▶ **TASK OBJECTIVE**
Output the listing below verbatim, without images.

▶ **DATA EXTRACTS**
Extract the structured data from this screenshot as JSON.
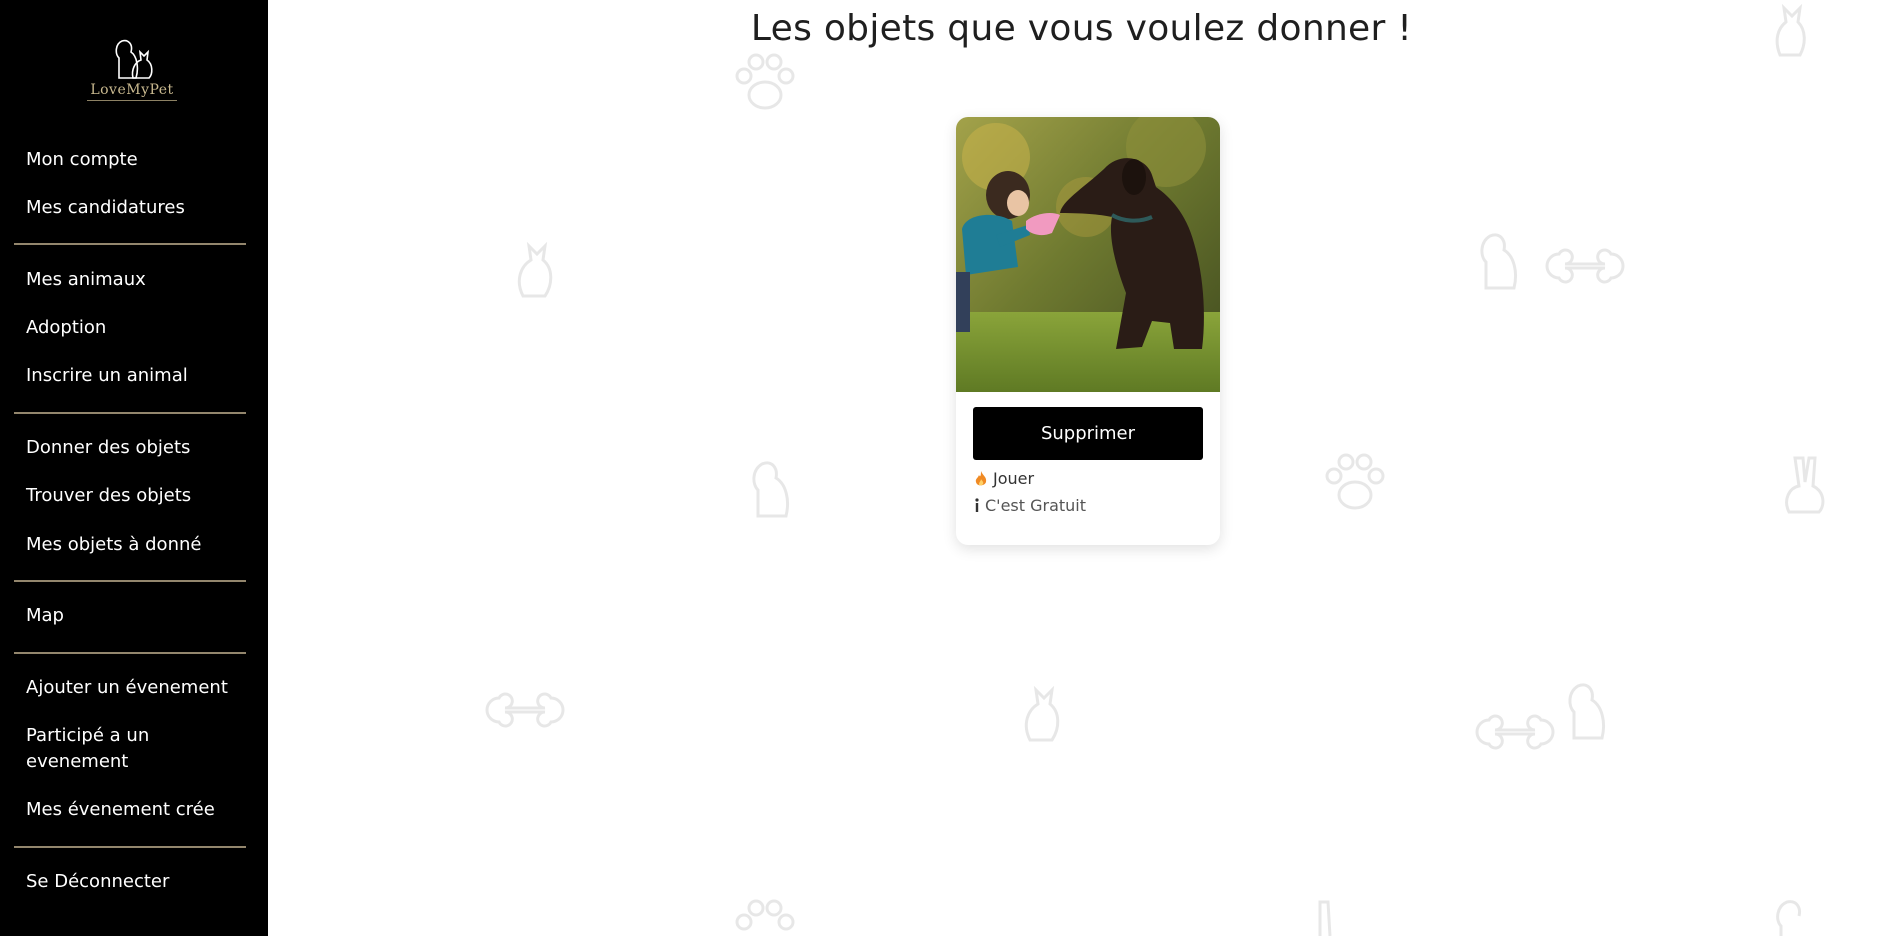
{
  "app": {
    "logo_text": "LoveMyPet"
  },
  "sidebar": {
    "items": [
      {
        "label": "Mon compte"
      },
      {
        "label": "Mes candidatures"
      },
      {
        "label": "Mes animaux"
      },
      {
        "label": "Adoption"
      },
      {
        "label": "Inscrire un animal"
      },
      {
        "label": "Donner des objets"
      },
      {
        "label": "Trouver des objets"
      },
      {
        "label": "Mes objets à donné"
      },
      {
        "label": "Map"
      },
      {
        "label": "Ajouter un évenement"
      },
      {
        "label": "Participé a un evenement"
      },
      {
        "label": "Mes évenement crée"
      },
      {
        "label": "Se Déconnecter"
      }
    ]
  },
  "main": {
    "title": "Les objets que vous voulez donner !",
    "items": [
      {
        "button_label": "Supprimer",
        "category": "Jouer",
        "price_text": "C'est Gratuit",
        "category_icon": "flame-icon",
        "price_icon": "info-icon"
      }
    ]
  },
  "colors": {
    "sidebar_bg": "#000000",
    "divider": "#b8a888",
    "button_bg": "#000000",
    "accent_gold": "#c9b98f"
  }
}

▶ **REPLY TO THE TASK**
Extract the structured data from this screenshot as JSON.
{
  "app": {
    "logo_text": "LoveMyPet"
  },
  "sidebar": {
    "items": [
      {
        "label": "Mon compte"
      },
      {
        "label": "Mes candidatures"
      },
      {
        "label": "Mes animaux"
      },
      {
        "label": "Adoption"
      },
      {
        "label": "Inscrire un animal"
      },
      {
        "label": "Donner des objets"
      },
      {
        "label": "Trouver des objets"
      },
      {
        "label": "Mes objets à donné"
      },
      {
        "label": "Map"
      },
      {
        "label": "Ajouter un évenement"
      },
      {
        "label": "Participé a un evenement"
      },
      {
        "label": "Mes évenement crée"
      },
      {
        "label": "Se Déconnecter"
      }
    ]
  },
  "main": {
    "title": "Les objets que vous voulez donner !",
    "items": [
      {
        "button_label": "Supprimer",
        "category": "Jouer",
        "price_text": "C'est Gratuit",
        "category_icon": "flame-icon",
        "price_icon": "info-icon"
      }
    ]
  },
  "colors": {
    "sidebar_bg": "#000000",
    "divider": "#b8a888",
    "button_bg": "#000000",
    "accent_gold": "#c9b98f"
  }
}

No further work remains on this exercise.